Data section Block Start

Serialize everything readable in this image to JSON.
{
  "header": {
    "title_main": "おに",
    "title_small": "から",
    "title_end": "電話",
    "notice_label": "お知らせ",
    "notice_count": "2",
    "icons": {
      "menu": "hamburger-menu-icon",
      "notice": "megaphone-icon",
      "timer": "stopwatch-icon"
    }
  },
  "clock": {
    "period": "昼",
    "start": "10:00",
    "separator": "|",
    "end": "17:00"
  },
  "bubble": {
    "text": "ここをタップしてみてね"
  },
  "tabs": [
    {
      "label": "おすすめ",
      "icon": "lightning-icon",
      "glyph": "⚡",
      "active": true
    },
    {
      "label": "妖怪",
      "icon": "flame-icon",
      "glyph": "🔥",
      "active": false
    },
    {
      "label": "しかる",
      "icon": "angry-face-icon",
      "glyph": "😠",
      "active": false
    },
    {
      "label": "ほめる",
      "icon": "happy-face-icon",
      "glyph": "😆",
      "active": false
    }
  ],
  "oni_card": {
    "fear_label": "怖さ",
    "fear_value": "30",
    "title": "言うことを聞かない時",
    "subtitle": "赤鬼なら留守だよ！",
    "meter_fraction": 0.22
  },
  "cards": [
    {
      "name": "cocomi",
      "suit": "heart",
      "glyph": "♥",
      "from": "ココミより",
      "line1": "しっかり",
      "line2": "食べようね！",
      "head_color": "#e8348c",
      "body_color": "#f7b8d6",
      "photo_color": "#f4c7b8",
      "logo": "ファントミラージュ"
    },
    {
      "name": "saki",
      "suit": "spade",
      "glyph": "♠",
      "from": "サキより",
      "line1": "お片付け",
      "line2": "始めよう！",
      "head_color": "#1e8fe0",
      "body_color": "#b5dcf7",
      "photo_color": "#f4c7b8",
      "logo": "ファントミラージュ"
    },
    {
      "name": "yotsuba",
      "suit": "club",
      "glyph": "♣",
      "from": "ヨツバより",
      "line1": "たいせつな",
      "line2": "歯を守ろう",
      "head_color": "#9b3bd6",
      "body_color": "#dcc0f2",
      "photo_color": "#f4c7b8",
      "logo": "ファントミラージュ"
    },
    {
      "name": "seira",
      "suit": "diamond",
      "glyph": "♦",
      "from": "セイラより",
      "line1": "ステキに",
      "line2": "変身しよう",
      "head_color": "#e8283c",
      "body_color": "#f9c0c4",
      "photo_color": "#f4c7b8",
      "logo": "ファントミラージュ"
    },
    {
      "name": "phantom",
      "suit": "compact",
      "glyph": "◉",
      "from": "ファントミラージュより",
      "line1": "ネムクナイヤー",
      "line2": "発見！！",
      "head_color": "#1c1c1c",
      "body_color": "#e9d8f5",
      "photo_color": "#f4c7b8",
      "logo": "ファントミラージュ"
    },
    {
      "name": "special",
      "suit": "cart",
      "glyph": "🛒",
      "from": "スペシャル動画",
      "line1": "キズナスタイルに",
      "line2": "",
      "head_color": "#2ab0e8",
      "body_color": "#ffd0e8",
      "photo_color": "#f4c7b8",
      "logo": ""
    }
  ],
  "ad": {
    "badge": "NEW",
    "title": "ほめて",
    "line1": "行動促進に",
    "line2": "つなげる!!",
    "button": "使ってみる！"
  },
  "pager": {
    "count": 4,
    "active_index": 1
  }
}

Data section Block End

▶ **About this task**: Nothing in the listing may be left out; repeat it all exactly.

▶ **Answer below**:
Serialize everything readable in this image to JSON.
{
  "header": {
    "title_main": "おに",
    "title_small": "から",
    "title_end": "電話",
    "notice_label": "お知らせ",
    "notice_count": "2",
    "icons": {
      "menu": "hamburger-menu-icon",
      "notice": "megaphone-icon",
      "timer": "stopwatch-icon"
    }
  },
  "clock": {
    "period": "昼",
    "start": "10:00",
    "separator": "|",
    "end": "17:00"
  },
  "bubble": {
    "text": "ここをタップしてみてね"
  },
  "tabs": [
    {
      "label": "おすすめ",
      "icon": "lightning-icon",
      "glyph": "⚡",
      "active": true
    },
    {
      "label": "妖怪",
      "icon": "flame-icon",
      "glyph": "🔥",
      "active": false
    },
    {
      "label": "しかる",
      "icon": "angry-face-icon",
      "glyph": "😠",
      "active": false
    },
    {
      "label": "ほめる",
      "icon": "happy-face-icon",
      "glyph": "😆",
      "active": false
    }
  ],
  "oni_card": {
    "fear_label": "怖さ",
    "fear_value": "30",
    "title": "言うことを聞かない時",
    "subtitle": "赤鬼なら留守だよ！",
    "meter_fraction": 0.22
  },
  "cards": [
    {
      "name": "cocomi",
      "suit": "heart",
      "glyph": "♥",
      "from": "ココミより",
      "line1": "しっかり",
      "line2": "食べようね！",
      "head_color": "#e8348c",
      "body_color": "#f7b8d6",
      "photo_color": "#f4c7b8",
      "logo": "ファントミラージュ"
    },
    {
      "name": "saki",
      "suit": "spade",
      "glyph": "♠",
      "from": "サキより",
      "line1": "お片付け",
      "line2": "始めよう！",
      "head_color": "#1e8fe0",
      "body_color": "#b5dcf7",
      "photo_color": "#f4c7b8",
      "logo": "ファントミラージュ"
    },
    {
      "name": "yotsuba",
      "suit": "club",
      "glyph": "♣",
      "from": "ヨツバより",
      "line1": "たいせつな",
      "line2": "歯を守ろう",
      "head_color": "#9b3bd6",
      "body_color": "#dcc0f2",
      "photo_color": "#f4c7b8",
      "logo": "ファントミラージュ"
    },
    {
      "name": "seira",
      "suit": "diamond",
      "glyph": "♦",
      "from": "セイラより",
      "line1": "ステキに",
      "line2": "変身しよう",
      "head_color": "#e8283c",
      "body_color": "#f9c0c4",
      "photo_color": "#f4c7b8",
      "logo": "ファントミラージュ"
    },
    {
      "name": "phantom",
      "suit": "compact",
      "glyph": "◉",
      "from": "ファントミラージュより",
      "line1": "ネムクナイヤー",
      "line2": "発見！！",
      "head_color": "#1c1c1c",
      "body_color": "#e9d8f5",
      "photo_color": "#f4c7b8",
      "logo": "ファントミラージュ"
    },
    {
      "name": "special",
      "suit": "cart",
      "glyph": "🛒",
      "from": "スペシャル動画",
      "line1": "キズナスタイルに",
      "line2": "",
      "head_color": "#2ab0e8",
      "body_color": "#ffd0e8",
      "photo_color": "#f4c7b8",
      "logo": ""
    }
  ],
  "ad": {
    "badge": "NEW",
    "title": "ほめて",
    "line1": "行動促進に",
    "line2": "つなげる!!",
    "button": "使ってみる！"
  },
  "pager": {
    "count": 4,
    "active_index": 1
  }
}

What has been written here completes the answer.